According to the Ombudsman’s Office, the victims that fell in the fighting on Saturday were members of two rival guerrilla groups, the “Border Commandos” and the “Southwestern Bloc” in the Putumayo province.
A spokesperson for the rural communities where the clashes took place said that locals were forced to collect the dead and decried the lack of response from authorities.
The community was forced to gather the bodies of the dead combatants that were left lying in different places in the mountain and the report was passed on to the authorities that did not respond and did not implement any of the institutional routes that correspond to the case.
Human rights defender Yuri Quintero
Authorities urged to take action
The Ombudsman’s Office on Sunday asked the security forces and the prosecution to send personnel to Puerto Guzman, the municipality where the incident took place, in response to the latest outbreak of violence.

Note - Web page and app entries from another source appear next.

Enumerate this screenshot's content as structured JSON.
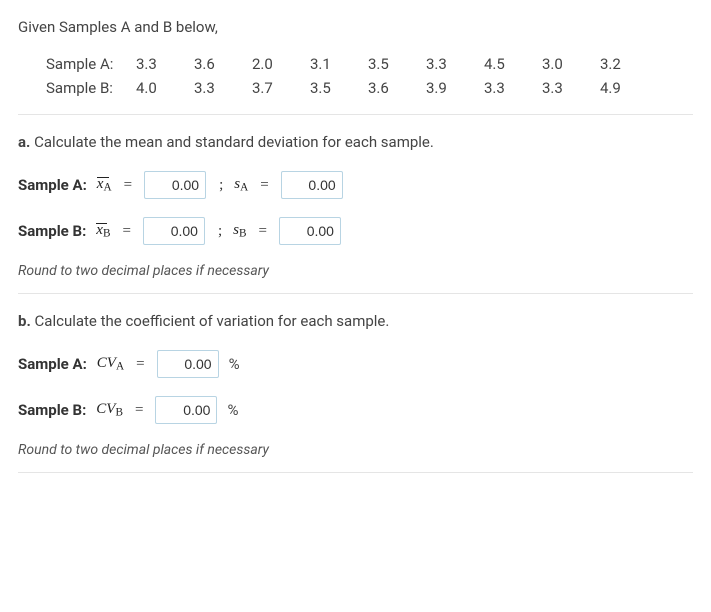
{
  "intro": "Given Samples A and B below,",
  "samples": {
    "A": {
      "label": "Sample A:",
      "values": [
        "3.3",
        "3.6",
        "2.0",
        "3.1",
        "3.5",
        "3.3",
        "4.5",
        "3.0",
        "3.2"
      ]
    },
    "B": {
      "label": "Sample B:",
      "values": [
        "4.0",
        "3.3",
        "3.7",
        "3.5",
        "3.6",
        "3.9",
        "3.3",
        "3.3",
        "4.9"
      ]
    }
  },
  "partA": {
    "letter": "a.",
    "prompt": "Calculate the mean and standard deviation for each sample.",
    "rowA": {
      "lead": "Sample A:",
      "mean_val": "0.00",
      "sd_val": "0.00"
    },
    "rowB": {
      "lead": "Sample B:",
      "mean_val": "0.00",
      "sd_val": "0.00"
    },
    "hint": "Round to two decimal places if necessary"
  },
  "partB": {
    "letter": "b.",
    "prompt": "Calculate the coefficient of variation for each sample.",
    "rowA": {
      "lead": "Sample A:",
      "cv_val": "0.00"
    },
    "rowB": {
      "lead": "Sample B:",
      "cv_val": "0.00"
    },
    "pct": "%",
    "hint": "Round to two decimal places if necessary"
  },
  "symbols": {
    "eq": "=",
    "semi": ";"
  }
}
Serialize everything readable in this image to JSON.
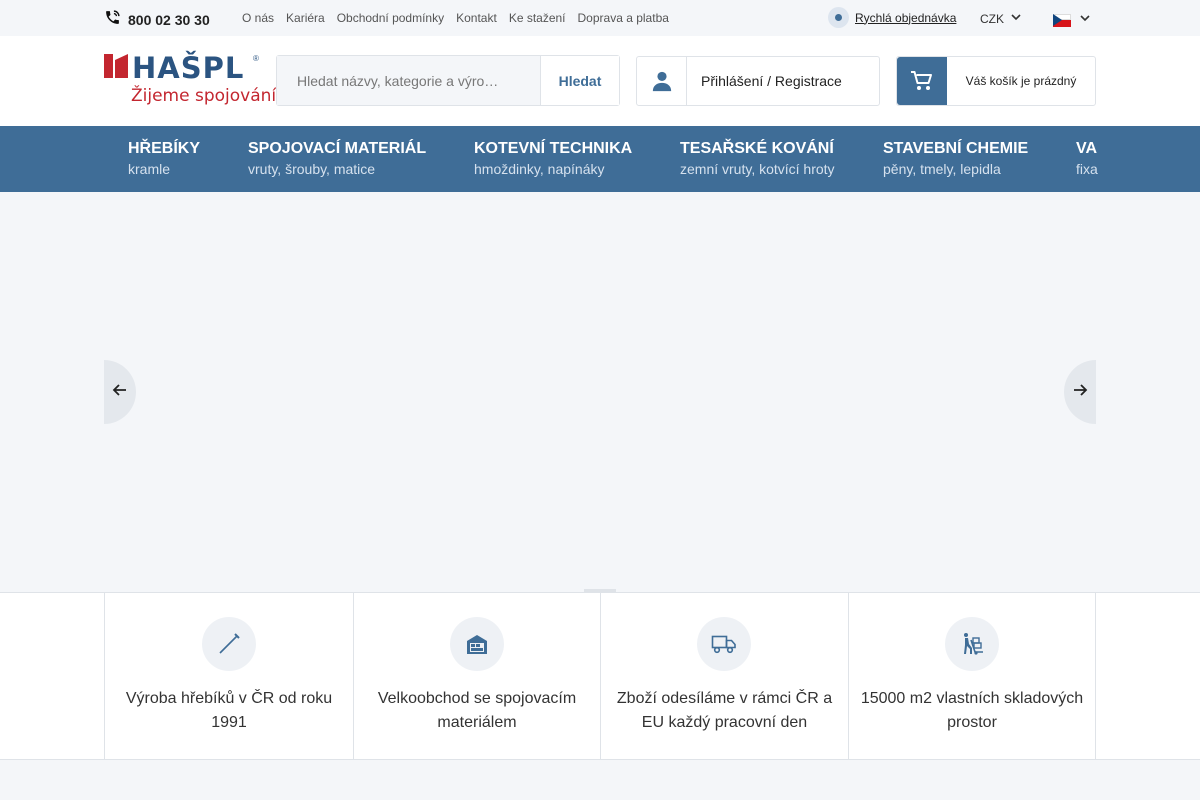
{
  "topbar": {
    "phone": "800 02 30 30",
    "links": [
      "O nás",
      "Kariéra",
      "Obchodní podmínky",
      "Kontakt",
      "Ke stažení",
      "Doprava a platba"
    ],
    "quick_order": "Rychlá objednávka",
    "currency": "CZK",
    "language_flag": "czech-flag"
  },
  "header": {
    "logo_brand": "HAŠPL",
    "logo_reg": "®",
    "logo_slogan": "Žijeme spojováním",
    "search_placeholder": "Hledat názvy, kategorie a výro…",
    "search_button": "Hledat",
    "login_label": "Přihlášení / Registrace",
    "cart_label": "Váš košík je prázdný"
  },
  "nav": [
    {
      "title": "HŘEBÍKY",
      "sub": "kramle"
    },
    {
      "title": "SPOJOVACÍ MATERIÁL",
      "sub": "vruty, šrouby, matice"
    },
    {
      "title": "KOTEVNÍ TECHNIKA",
      "sub": "hmoždinky, napínáky"
    },
    {
      "title": "TESAŘSKÉ KOVÁNÍ",
      "sub": "zemní vruty, kotvící hroty"
    },
    {
      "title": "STAVEBNÍ CHEMIE",
      "sub": "pěny, tmely, lepidla"
    },
    {
      "title": "VA",
      "sub": "fixa"
    }
  ],
  "features": [
    {
      "icon": "nail-icon",
      "text": "Výroba hřebíků v ČR od roku 1991"
    },
    {
      "icon": "warehouse-icon",
      "text": "Velkoobchod se spojovacím materiálem"
    },
    {
      "icon": "truck-icon",
      "text": "Zboží odesíláme v rámci ČR a EU každý pracovní den"
    },
    {
      "icon": "handcart-icon",
      "text": "15000 m2 vlastních skladových prostor"
    }
  ],
  "colors": {
    "primary": "#3f6d97",
    "brand_red": "#c3262f",
    "light_bg": "#f4f6f9",
    "border": "#dfe3e8"
  }
}
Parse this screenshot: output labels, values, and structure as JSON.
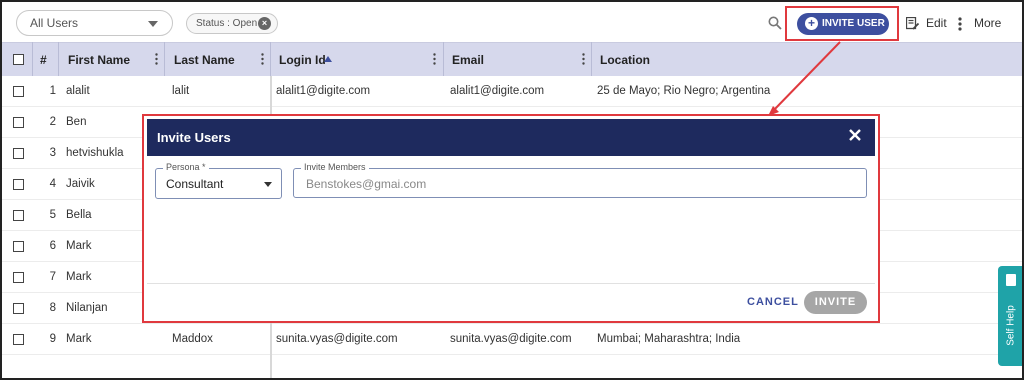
{
  "toolbar": {
    "users_filter": "All Users",
    "status_chip": "Status : Open",
    "invite_user_label": "INVITE USER",
    "edit_label": "Edit",
    "more_label": "More"
  },
  "table": {
    "headers": {
      "num": "#",
      "first_name": "First Name",
      "last_name": "Last Name",
      "login_id": "Login Id",
      "email": "Email",
      "location": "Location"
    },
    "rows": [
      {
        "num": "1",
        "first": "alalit",
        "last": "lalit",
        "login": "alalit1@digite.com",
        "email": "alalit1@digite.com",
        "location": "25 de Mayo; Rio Negro; Argentina"
      },
      {
        "num": "2",
        "first": "Ben",
        "last": "",
        "login": "",
        "email": "",
        "location": ""
      },
      {
        "num": "3",
        "first": "hetvishukla",
        "last": "",
        "login": "",
        "email": "",
        "location": ""
      },
      {
        "num": "4",
        "first": "Jaivik",
        "last": "",
        "login": "",
        "email": "",
        "location": ""
      },
      {
        "num": "5",
        "first": "Bella",
        "last": "",
        "login": "",
        "email": "",
        "location": ""
      },
      {
        "num": "6",
        "first": "Mark",
        "last": "",
        "login": "",
        "email": "",
        "location": ""
      },
      {
        "num": "7",
        "first": "Mark",
        "last": "",
        "login": "",
        "email": "",
        "location": ""
      },
      {
        "num": "8",
        "first": "Nilanjan",
        "last": "",
        "login": "",
        "email": "",
        "location": ""
      },
      {
        "num": "9",
        "first": "Mark",
        "last": "Maddox",
        "login": "sunita.vyas@digite.com",
        "email": "sunita.vyas@digite.com",
        "location": "Mumbai; Maharashtra; India"
      }
    ]
  },
  "modal": {
    "title": "Invite Users",
    "persona_label": "Persona *",
    "persona_value": "Consultant",
    "members_label": "Invite Members",
    "members_placeholder": "Benstokes@gmai.com",
    "cancel_label": "CANCEL",
    "invite_label": "INVITE"
  },
  "self_help": {
    "label": "Self Help"
  },
  "colors": {
    "header_bg": "#d6d8ec",
    "modal_header": "#1e2a5e",
    "primary": "#3d4f9f",
    "highlight": "#e0393e",
    "self_help": "#1fa3a8"
  }
}
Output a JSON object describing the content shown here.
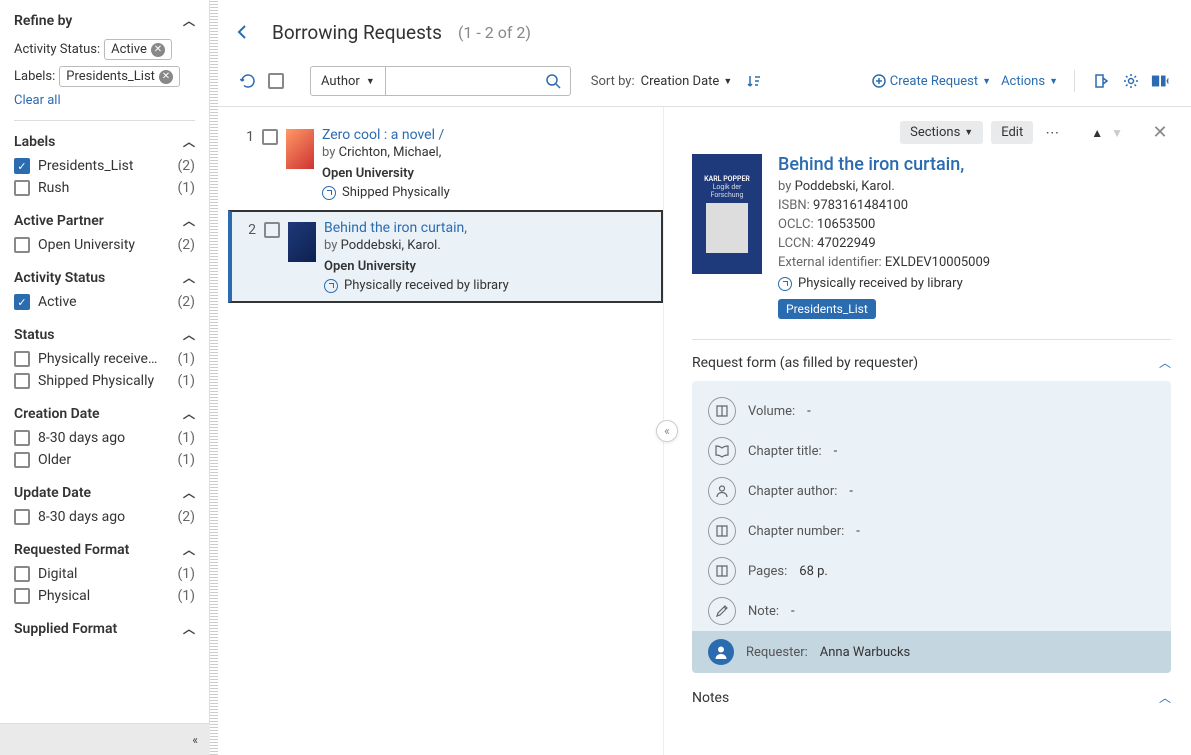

According to the human rights office, the local were waiting for the authorities to identify the corpses that had been brought to a local cemetery.
General Fredy Fernando Gamba, the commander of the 27th Jungle Brigade of the National Army, said Sunday that he knew there had been fighting in Puerto Guzman but, despite the reports from the locals and the human rights office, “we don’t know the number of deaths.”
The regional army commander said that his forces were “in the process of moving troops to the location and verify what happened.”
The war for Putumayo
The deadly confrontation occurred after years of armed conflict between the Border Commandos, a groups that controls the drug trade on the border with Ecuador, and the Southwestern Bloc, which has been trying to assume control over the region for years.
Both groups largely consist of former members of the now-defunct guerrilla group FARC who refused to lay down their weapons as part of a peace deal made with the government in 2016.
The security forces are virtually absent in the Putumayo jungles that historically have been controlled by guerrilla groups.
The region is of strategic importance for these groups as Putumayo is one of Colombia’s main producers of coca, the base ingredient of cocaine.
The region’s coca cultivation regions are located in the vicinity of routes that allow traffickers to move the illicit drugs to Ecuador and Peru, and Pacific port cities in the southwest of Colombia.